J. Donald Mottley served four terms as a representative for a Dayton-area district in the Statehouse.
He fought legislation that added to the tax burden of business owners and worked to lower income taxes as chairman of the state’s Ways & Means Committee. He’s back in the private sector now with his former law firm, Taft, Stettinus & Hollister, which in January merged with Cleveland’s Kelley, McCann & Livingstone.
Mottley is the managing director of the firm’s new venture, Focused Capital Solutions, essentially a lobbying and government relations branch of the firm. Government relations is an increasingly popular offering for law firms with clients who need to stay aware of federal and state legislation that will affect their business but who don’t have the time or resources to lobby lawmakers themselves.
“Government decisions affect business all the time,” Mottley says. “Everything from tax policies to health insurance issues to regulatory issues, like environmental issues. But often if your company is smaller or highly specialized, there won’t be a trade association to represent your interests.”
That said, it might not be as difficult as you think to exact some influence with your state or federal lawmaker.
“I can tell you from my own experience as a legislator that it’s a lot more effective to hear from an individual business person,” Mottley says. “An organization can tell you about the concern, but to hear from the constituent in your district, it has a lot more impact.”
Here are Mottley’s tips for letting your voice be heard in the Statehouse and all the way up to Capitol Hill.

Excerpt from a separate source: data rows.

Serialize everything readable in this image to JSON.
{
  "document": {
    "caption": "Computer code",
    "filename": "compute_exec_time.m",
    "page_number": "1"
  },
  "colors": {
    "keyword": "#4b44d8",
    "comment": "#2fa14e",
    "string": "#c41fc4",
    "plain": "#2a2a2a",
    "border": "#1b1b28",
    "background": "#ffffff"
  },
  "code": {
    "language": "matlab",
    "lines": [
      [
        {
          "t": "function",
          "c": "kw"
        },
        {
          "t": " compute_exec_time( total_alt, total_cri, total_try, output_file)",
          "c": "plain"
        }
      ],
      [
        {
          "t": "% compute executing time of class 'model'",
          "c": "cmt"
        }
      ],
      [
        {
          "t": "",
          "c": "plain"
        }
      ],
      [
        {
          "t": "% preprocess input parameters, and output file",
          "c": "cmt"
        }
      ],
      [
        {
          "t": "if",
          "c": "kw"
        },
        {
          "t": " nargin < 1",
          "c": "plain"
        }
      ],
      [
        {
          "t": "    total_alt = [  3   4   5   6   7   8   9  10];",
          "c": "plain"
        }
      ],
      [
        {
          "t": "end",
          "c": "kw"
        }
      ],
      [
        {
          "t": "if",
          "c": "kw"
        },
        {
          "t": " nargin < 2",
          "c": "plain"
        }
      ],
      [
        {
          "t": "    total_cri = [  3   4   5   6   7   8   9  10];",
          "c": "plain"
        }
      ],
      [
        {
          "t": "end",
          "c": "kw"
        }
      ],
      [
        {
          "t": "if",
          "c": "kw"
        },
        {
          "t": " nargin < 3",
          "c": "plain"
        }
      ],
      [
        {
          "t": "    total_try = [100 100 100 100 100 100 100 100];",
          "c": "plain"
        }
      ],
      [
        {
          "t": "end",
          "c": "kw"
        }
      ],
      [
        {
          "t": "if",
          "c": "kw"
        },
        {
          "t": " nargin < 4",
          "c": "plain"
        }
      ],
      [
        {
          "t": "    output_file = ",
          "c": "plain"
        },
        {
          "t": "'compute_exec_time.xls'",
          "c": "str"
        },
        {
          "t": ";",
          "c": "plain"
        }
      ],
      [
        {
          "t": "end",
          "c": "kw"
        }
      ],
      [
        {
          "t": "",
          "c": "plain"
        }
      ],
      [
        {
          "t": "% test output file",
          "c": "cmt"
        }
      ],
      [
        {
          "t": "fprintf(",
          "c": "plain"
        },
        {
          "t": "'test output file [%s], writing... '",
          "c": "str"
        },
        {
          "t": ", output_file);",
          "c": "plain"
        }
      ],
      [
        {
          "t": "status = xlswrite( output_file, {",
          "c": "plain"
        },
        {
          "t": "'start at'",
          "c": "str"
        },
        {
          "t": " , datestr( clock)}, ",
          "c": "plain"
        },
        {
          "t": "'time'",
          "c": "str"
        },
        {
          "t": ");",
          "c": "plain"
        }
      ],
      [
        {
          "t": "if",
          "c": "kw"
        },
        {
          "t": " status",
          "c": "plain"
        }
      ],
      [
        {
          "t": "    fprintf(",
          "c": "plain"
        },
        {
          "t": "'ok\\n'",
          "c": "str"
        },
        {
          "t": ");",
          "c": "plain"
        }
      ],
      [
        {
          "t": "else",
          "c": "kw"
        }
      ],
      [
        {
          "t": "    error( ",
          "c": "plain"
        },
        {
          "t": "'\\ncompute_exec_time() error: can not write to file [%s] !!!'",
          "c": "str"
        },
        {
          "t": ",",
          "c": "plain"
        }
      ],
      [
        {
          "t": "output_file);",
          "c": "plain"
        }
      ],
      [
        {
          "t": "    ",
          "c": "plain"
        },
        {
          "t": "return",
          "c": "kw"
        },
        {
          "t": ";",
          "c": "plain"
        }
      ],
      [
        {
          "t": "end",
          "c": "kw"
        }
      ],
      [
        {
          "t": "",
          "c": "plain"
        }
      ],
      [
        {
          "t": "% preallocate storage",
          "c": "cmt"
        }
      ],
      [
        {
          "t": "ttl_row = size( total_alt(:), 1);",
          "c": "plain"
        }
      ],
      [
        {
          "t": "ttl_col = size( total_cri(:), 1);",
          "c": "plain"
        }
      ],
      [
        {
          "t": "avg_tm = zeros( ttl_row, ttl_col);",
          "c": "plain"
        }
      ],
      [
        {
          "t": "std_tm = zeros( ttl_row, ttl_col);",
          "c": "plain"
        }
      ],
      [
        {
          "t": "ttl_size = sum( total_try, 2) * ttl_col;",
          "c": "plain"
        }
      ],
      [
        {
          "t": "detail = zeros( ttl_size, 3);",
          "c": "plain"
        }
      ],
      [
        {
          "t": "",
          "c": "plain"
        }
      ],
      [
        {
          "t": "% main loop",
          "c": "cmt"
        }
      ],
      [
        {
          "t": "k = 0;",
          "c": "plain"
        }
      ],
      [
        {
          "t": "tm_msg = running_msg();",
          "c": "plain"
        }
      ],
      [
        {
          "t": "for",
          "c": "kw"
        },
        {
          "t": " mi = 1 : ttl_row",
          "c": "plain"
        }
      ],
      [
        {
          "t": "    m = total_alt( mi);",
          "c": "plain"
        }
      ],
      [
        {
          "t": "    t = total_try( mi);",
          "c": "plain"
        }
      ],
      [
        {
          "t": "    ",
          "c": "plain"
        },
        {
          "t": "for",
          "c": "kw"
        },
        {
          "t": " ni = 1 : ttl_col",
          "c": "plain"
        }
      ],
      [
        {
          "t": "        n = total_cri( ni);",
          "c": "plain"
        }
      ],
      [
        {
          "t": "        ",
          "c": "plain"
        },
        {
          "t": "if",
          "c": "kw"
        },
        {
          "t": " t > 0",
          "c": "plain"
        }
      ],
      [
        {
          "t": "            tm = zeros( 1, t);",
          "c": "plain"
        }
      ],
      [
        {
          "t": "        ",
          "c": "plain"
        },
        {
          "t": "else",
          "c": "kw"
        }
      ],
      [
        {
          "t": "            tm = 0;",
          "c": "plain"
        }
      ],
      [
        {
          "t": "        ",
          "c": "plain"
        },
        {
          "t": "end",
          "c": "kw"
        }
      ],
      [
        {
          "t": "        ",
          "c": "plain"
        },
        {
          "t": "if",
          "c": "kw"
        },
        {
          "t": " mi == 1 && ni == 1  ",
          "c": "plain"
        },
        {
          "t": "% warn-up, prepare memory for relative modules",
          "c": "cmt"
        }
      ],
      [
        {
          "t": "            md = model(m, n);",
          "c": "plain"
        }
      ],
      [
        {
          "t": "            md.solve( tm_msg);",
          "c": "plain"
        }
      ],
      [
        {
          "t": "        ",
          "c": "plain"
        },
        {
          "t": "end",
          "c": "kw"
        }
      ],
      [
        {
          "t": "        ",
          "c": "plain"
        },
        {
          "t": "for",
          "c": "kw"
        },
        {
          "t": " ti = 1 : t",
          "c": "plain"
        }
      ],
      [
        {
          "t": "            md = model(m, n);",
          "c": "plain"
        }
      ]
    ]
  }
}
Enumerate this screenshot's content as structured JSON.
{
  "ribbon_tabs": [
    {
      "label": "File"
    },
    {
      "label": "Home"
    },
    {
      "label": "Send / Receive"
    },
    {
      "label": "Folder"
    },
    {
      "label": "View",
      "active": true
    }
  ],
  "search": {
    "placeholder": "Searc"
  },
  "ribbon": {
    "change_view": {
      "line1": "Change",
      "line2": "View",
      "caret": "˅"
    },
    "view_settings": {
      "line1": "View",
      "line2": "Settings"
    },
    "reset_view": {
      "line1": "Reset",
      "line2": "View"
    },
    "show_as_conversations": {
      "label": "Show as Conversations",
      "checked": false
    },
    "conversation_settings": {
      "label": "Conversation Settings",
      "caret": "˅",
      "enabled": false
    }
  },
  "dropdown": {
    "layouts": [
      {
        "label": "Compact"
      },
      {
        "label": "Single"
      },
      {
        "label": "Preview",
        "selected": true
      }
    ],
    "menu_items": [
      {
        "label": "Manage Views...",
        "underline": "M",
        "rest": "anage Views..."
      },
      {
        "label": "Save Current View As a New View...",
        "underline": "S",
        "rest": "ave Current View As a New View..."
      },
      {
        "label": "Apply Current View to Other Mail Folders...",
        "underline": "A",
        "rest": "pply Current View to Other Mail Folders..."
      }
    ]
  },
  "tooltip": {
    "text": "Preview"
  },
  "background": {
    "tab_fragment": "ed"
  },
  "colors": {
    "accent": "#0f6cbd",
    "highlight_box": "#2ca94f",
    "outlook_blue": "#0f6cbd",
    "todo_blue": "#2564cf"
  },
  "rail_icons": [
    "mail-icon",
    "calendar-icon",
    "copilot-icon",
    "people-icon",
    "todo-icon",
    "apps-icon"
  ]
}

There are thousands of trade organizations bending the ears of politicians. There’s a reason for that: They work. Aside from the financial contributions these groups make, lawmakers know these organizations represent a lot of people who have a lot of what politicians want — votes.
These associations also send out newsletters and literature about bills that are in the works that could affect your business, which is a lot better than reading about it the newspaper after the bill has been passed or rejected when you can’t do anything about it.
Don’t drop by
You think your day’s busy? Lawmakers have more meetings and talk to more people in a day than you could imagine, so don’t just phone or drop by your local representative’s office hoping to catch him or her in a spare moment.
Make an appointment well in advance, and keep it brief.
When you get the appointment, make the most of your time by discussing a specific bill or problem you’re having with which the legislator could help, Mottley says.
“Don’t just say, ‘I want less taxes,'” he says. “Say, ‘Vote against this bill because it affects my business or my industry in such a way.’ That’s much more helpful than saying you’re opposed to more regulation or taxes.” How to reach: Taft, Stettinus & Hollister LLP, (216) 241-2838
Morgan Lewis Jr. ([email protected]) is senior reporter at SBN Magazine.
Here’s a list of how to reach the people getting paid by your tax dollars.
If you have offices in another part of the state or country, government Web sites can help you track down what state and federal districts those offices are located in. Also check out a popular federal trade organization, the NFIB, and a local one, the Ohio Chamber of Commerce.
To search a database of 5,000 trade organizations, go to the Concept Marketing Group Web site at www.marketingsource.com/associations
Ohio House of Representatives
77 South High St.
Columbus, OH 43215
77 South High St.
Columbus, OH 43215
U.S. House of Representatives
Washington, D.C. 20515
Washington, D.C. 20510
National Federation of Independent Business
600 Maryland Ave. S.W.
Washington, D.C. 20024
Phone: (202) 554-9000
Fax: (202) 554-0496
Ohio Chamber of Commerce
230 East Town St.
P.O. Box 15159
Columbus, OH 43215-0159
Phone: (614) 228-4201 or (800) 622-1893
Fax: (614) 228-6403